Although the records contain pictures, repeat only the text of every line exactly.
Provided records: Begin
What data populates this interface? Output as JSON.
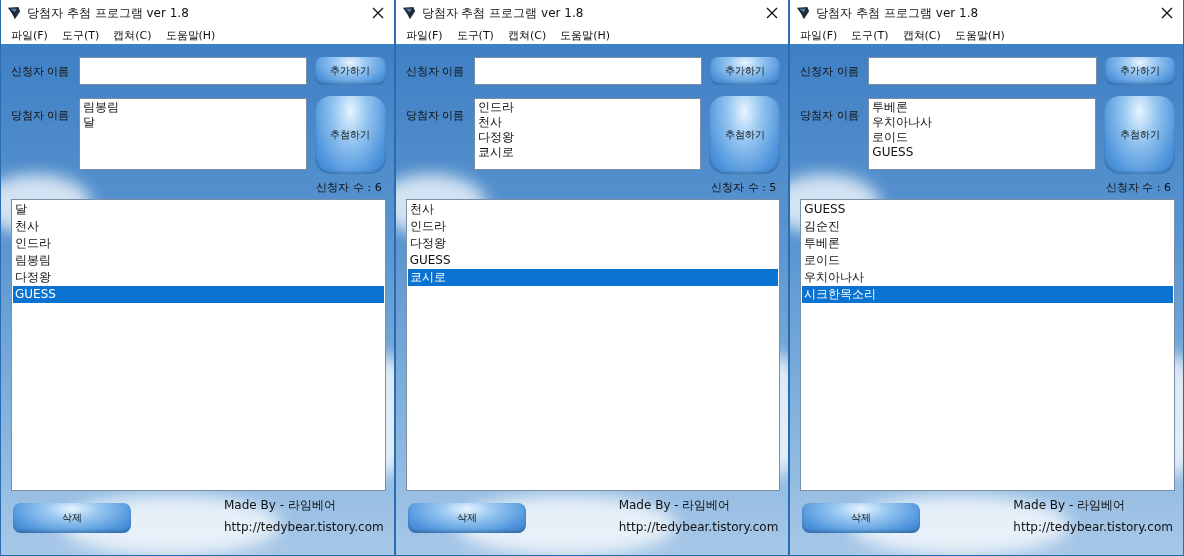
{
  "windows": [
    {
      "title": "당첨자 추첨 프로그램 ver 1.8",
      "menu": [
        "파일(F)",
        "도구(T)",
        "캡쳐(C)",
        "도움말(H)"
      ],
      "applicant_label": "신청자 이름",
      "add_button": "추가하기",
      "winner_label": "당첨자 이름",
      "winners": [
        "림봉림",
        "달"
      ],
      "draw_button": "추첨하기",
      "count": "신청자 수 : 6",
      "applicants": [
        {
          "name": "달",
          "selected": false
        },
        {
          "name": "천사",
          "selected": false
        },
        {
          "name": "인드라",
          "selected": false
        },
        {
          "name": "림봉림",
          "selected": false
        },
        {
          "name": "다정왕",
          "selected": false
        },
        {
          "name": "GUESS",
          "selected": true
        }
      ],
      "delete_button": "삭제",
      "credit": "Made By - 라임베어",
      "url": "http://tedybear.tistory.com"
    },
    {
      "title": "당첨자 추첨 프로그램 ver 1.8",
      "menu": [
        "파일(F)",
        "도구(T)",
        "캡쳐(C)",
        "도움말(H)"
      ],
      "applicant_label": "신청자 이름",
      "add_button": "추가하기",
      "winner_label": "당첨자 이름",
      "winners": [
        "인드라",
        "천사",
        "다정왕",
        "쿄시로"
      ],
      "draw_button": "추첨하기",
      "count": "신청자 수 : 5",
      "applicants": [
        {
          "name": "천사",
          "selected": false
        },
        {
          "name": "인드라",
          "selected": false
        },
        {
          "name": "다정왕",
          "selected": false
        },
        {
          "name": "GUESS",
          "selected": false
        },
        {
          "name": "쿄시로",
          "selected": true
        }
      ],
      "delete_button": "삭제",
      "credit": "Made By - 라임베어",
      "url": "http://tedybear.tistory.com"
    },
    {
      "title": "당첨자 추첨 프로그램 ver 1.8",
      "menu": [
        "파일(F)",
        "도구(T)",
        "캡쳐(C)",
        "도움말(H)"
      ],
      "applicant_label": "신청자 이름",
      "add_button": "추가하기",
      "winner_label": "당첨자 이름",
      "winners": [
        "투베론",
        "우치아나사",
        "로이드",
        "GUESS"
      ],
      "draw_button": "추첨하기",
      "count": "신청자 수 : 6",
      "applicants": [
        {
          "name": "GUESS",
          "selected": false
        },
        {
          "name": "김순진",
          "selected": false
        },
        {
          "name": "투베론",
          "selected": false
        },
        {
          "name": "로이드",
          "selected": false
        },
        {
          "name": "우치아나사",
          "selected": false
        },
        {
          "name": "시크한목소리",
          "selected": true
        }
      ],
      "delete_button": "삭제",
      "credit": "Made By - 라임베어",
      "url": "http://tedybear.tistory.com"
    }
  ]
}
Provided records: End
--- Response area ---
What data populates this interface? Output as JSON.
{
  "windows": [
    {
      "title": "당첨자 추첨 프로그램 ver 1.8",
      "menu": [
        "파일(F)",
        "도구(T)",
        "캡쳐(C)",
        "도움말(H)"
      ],
      "applicant_label": "신청자 이름",
      "add_button": "추가하기",
      "winner_label": "당첨자 이름",
      "winners": [
        "림봉림",
        "달"
      ],
      "draw_button": "추첨하기",
      "count": "신청자 수 : 6",
      "applicants": [
        {
          "name": "달",
          "selected": false
        },
        {
          "name": "천사",
          "selected": false
        },
        {
          "name": "인드라",
          "selected": false
        },
        {
          "name": "림봉림",
          "selected": false
        },
        {
          "name": "다정왕",
          "selected": false
        },
        {
          "name": "GUESS",
          "selected": true
        }
      ],
      "delete_button": "삭제",
      "credit": "Made By - 라임베어",
      "url": "http://tedybear.tistory.com"
    },
    {
      "title": "당첨자 추첨 프로그램 ver 1.8",
      "menu": [
        "파일(F)",
        "도구(T)",
        "캡쳐(C)",
        "도움말(H)"
      ],
      "applicant_label": "신청자 이름",
      "add_button": "추가하기",
      "winner_label": "당첨자 이름",
      "winners": [
        "인드라",
        "천사",
        "다정왕",
        "쿄시로"
      ],
      "draw_button": "추첨하기",
      "count": "신청자 수 : 5",
      "applicants": [
        {
          "name": "천사",
          "selected": false
        },
        {
          "name": "인드라",
          "selected": false
        },
        {
          "name": "다정왕",
          "selected": false
        },
        {
          "name": "GUESS",
          "selected": false
        },
        {
          "name": "쿄시로",
          "selected": true
        }
      ],
      "delete_button": "삭제",
      "credit": "Made By - 라임베어",
      "url": "http://tedybear.tistory.com"
    },
    {
      "title": "당첨자 추첨 프로그램 ver 1.8",
      "menu": [
        "파일(F)",
        "도구(T)",
        "캡쳐(C)",
        "도움말(H)"
      ],
      "applicant_label": "신청자 이름",
      "add_button": "추가하기",
      "winner_label": "당첨자 이름",
      "winners": [
        "투베론",
        "우치아나사",
        "로이드",
        "GUESS"
      ],
      "draw_button": "추첨하기",
      "count": "신청자 수 : 6",
      "applicants": [
        {
          "name": "GUESS",
          "selected": false
        },
        {
          "name": "김순진",
          "selected": false
        },
        {
          "name": "투베론",
          "selected": false
        },
        {
          "name": "로이드",
          "selected": false
        },
        {
          "name": "우치아나사",
          "selected": false
        },
        {
          "name": "시크한목소리",
          "selected": true
        }
      ],
      "delete_button": "삭제",
      "credit": "Made By - 라임베어",
      "url": "http://tedybear.tistory.com"
    }
  ]
}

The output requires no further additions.